Data shown Start Marker

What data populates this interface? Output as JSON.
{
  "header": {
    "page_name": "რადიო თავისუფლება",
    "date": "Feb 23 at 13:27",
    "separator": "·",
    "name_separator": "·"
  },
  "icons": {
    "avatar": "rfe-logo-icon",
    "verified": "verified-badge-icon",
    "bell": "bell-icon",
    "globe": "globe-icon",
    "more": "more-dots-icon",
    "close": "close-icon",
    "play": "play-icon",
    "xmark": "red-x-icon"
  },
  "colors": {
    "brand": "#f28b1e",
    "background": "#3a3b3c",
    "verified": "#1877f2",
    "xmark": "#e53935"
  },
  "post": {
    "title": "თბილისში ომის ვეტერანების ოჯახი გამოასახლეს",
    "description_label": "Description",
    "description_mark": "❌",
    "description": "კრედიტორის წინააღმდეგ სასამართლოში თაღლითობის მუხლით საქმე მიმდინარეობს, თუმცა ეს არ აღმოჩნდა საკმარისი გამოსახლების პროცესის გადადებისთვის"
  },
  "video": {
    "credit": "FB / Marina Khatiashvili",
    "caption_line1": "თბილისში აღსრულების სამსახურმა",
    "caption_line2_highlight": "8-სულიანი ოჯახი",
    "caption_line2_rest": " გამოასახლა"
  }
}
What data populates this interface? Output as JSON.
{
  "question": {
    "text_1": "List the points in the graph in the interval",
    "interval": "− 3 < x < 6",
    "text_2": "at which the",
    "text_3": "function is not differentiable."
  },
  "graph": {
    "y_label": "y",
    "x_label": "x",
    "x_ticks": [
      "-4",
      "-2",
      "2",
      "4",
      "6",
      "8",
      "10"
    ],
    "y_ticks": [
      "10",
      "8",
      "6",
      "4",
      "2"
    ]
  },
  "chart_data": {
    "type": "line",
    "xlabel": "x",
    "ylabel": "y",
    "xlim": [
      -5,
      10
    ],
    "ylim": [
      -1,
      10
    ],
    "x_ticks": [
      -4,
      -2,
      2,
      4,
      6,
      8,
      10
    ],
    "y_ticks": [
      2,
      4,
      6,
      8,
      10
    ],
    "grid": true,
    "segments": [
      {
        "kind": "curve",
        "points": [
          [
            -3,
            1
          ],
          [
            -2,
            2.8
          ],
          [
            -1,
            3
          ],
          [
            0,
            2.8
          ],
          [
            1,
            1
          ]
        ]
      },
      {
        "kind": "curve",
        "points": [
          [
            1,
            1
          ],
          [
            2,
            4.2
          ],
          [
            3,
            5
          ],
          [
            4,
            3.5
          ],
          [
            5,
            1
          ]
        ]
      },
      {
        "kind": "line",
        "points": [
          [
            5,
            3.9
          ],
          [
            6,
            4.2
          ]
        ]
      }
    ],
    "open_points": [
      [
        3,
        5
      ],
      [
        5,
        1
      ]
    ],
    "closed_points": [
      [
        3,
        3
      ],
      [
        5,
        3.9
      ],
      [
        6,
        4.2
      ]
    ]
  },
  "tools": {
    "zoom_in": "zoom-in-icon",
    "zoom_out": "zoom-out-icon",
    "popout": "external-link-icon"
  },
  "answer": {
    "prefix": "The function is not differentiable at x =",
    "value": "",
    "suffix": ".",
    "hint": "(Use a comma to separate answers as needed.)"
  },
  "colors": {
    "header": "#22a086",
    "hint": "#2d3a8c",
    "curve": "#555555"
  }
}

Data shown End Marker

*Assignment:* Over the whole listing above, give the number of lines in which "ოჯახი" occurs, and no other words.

*Output of the task:* 2